Page and application data records:
= = =
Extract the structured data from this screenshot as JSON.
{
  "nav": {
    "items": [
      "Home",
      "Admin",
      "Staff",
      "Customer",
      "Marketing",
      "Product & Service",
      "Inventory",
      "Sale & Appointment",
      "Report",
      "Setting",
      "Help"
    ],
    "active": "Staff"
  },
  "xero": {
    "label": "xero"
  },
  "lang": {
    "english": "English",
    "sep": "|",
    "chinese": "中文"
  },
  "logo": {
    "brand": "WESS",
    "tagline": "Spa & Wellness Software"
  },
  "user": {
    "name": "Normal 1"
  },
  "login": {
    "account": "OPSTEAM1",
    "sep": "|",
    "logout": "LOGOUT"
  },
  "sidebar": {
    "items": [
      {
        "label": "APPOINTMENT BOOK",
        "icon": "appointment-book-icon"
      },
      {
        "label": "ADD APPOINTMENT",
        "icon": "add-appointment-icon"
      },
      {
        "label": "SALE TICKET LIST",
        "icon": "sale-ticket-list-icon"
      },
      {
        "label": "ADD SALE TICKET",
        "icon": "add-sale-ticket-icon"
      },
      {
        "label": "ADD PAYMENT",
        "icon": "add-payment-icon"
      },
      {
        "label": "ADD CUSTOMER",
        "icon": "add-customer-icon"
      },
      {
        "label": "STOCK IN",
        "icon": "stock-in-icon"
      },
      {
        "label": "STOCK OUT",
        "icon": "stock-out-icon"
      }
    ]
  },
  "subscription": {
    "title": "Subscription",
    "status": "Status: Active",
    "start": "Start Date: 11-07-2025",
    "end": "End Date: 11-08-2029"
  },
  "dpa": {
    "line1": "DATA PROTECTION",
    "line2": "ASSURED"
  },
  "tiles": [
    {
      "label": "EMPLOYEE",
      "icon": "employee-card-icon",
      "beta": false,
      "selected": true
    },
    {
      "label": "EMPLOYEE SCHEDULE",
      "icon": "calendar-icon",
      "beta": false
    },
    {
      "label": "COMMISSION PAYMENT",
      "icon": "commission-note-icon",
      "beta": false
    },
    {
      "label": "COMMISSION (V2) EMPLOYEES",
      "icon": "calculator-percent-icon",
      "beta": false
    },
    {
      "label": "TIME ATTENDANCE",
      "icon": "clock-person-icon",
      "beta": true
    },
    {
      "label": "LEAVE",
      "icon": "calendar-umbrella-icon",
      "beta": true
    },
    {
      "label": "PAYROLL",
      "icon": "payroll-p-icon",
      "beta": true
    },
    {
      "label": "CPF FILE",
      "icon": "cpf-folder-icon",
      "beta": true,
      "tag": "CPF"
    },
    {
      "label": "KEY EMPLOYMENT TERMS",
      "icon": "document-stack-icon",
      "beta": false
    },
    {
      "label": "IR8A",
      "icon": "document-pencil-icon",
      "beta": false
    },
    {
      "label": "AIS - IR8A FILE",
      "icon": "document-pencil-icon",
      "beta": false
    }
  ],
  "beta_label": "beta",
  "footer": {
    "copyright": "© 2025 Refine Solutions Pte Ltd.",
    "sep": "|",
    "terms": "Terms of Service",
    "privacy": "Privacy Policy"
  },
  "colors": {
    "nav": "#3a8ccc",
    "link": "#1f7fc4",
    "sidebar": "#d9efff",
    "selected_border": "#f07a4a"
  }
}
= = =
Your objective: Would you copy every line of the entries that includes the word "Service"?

Exercise result:
      "Product & Service",
    "terms": "Terms of Service",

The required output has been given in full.